The biggest change was that Ravelry was created sometime in the summer of 2007, banding so many knitters from practically every corner of the world into a wonderful community, if you like. This was not too long after I first started self-publishing, and it was amazing – it became much easier to find and get in touch with like-minded people, network with other designers, and even find freelancing jobs. Knitting has grown since then as well, as there are so many online resources covering every facet of it, from in-depth technique development to courses on tech editing.
5. What did you expect to achieve when you first started designing? Do you think you’ve met those goals, or perhaps surpassed them?
I didn’t have much of a plan, I just sort of jumped in feet-first and was astounded that people wanted to make my designs. It still amazes me and I love that aspect of knitwear design! At the beginning, all I wanted to do was to explore different knitting techniques and share my patterns. So in a way, I have surpassed that, and graduated into "now I am enjoying doing it professionally".
6. Where do you see your designs in five years’ time?
That’s a really tough one because five years seems like such a long time. I really enjoyed working on full collections of designs in the past, like I did with Boys’ Knits and Head to Toe: Kids’ Knit Accessories, and would love to put more books together if the opportunity arises. Similarly, I love working with yarn companies on developing designs that are made with specific yarns in mind and hope to do more of this; I find work on collections very satisfying as you can cover specific techniques in a lot of depth or concentrate on building the knitters’ skill sets.
7. How would you describe your design aesthetic? Do you feel your portfolio so far is a full reflection of your design personality, or are there aspects you still want to explore?
Personally, I love mindless knitting laced with some interesting details now and then. Telly knitting. And the majority of my past designs reflected that, so you would have seen quite a few of them rely on expanses of intuitive stitch patterns. But at the same time they have some interesting details incorporated. If I am researching a particular technique I try to integrate that into a design I work on. I am inspired by those techniques and the ideas seem to bounce one of the other; shaping and stitch patterns that flow in and out of garment elements are the ones that get me excited most.
8. What GAL patterns have caught your eye? Are you making anything?
Where do I begin? There are so, so many amazing designers taking part this year that it’s really difficult to pick just one. I’ve been doing a Top Ten picks to highlight my favourites on my blog this year for this reason. (Oops! Yes she has, and I've been enjoying those posts – brain fail. –R) I do, however, adore Emily Williams’ Trondra, and hope to make the time to knit it. The design is so well thought through, from its construction to the choice of the stitch patterns, to the way it’s all been put together.
9. What’s your favourite of your own designs?

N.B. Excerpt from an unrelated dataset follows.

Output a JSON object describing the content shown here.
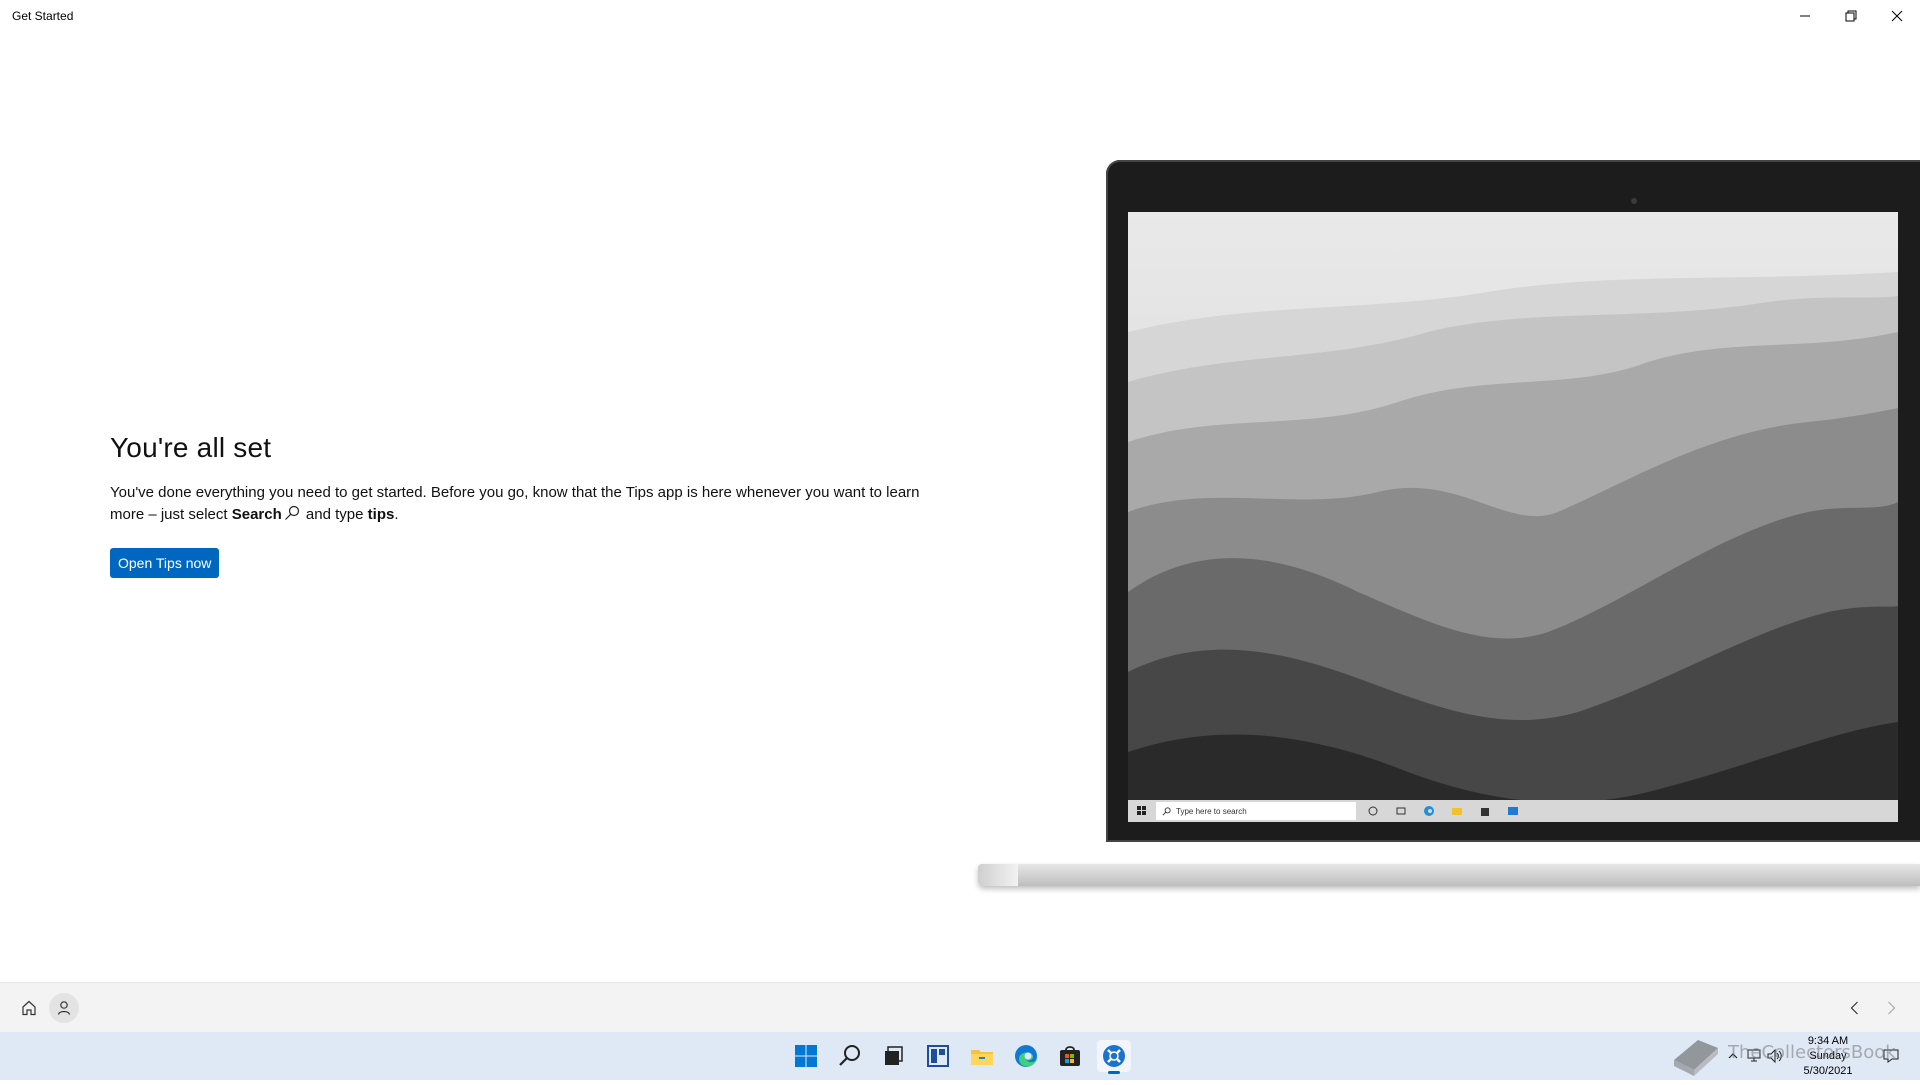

And which one do you think is the most underappreciated?
The favourite ones change continually, usually it is whatever I’m working on right now. The underappreciated? Maybe Prim Cardigan. (I love that one! – R) I remember absolutely loving the idea of designing a garment for a handpainted yarn that showcases variegation, with the slipped stitches highlighting its shaping and again lifting that variegation across the purled ground. I think its purled ground was the reason for it not being very popular because the knitters are being put off by the reversed stocking stitch, although in truth, with a stocking stitch cardigan there’s just as much purling as there’s knitting.
10. What haven’t you done yet (in craft, in business or in life) that you really, really want to?
It’d be amazing to move to the countryside and live in a little cottage with some sheep in the back yard. Gosh, I don’t know. Travel more. In business, I’d love to publish more niche books exploring interesting techniques and maybe writing with a specific skill set in mind.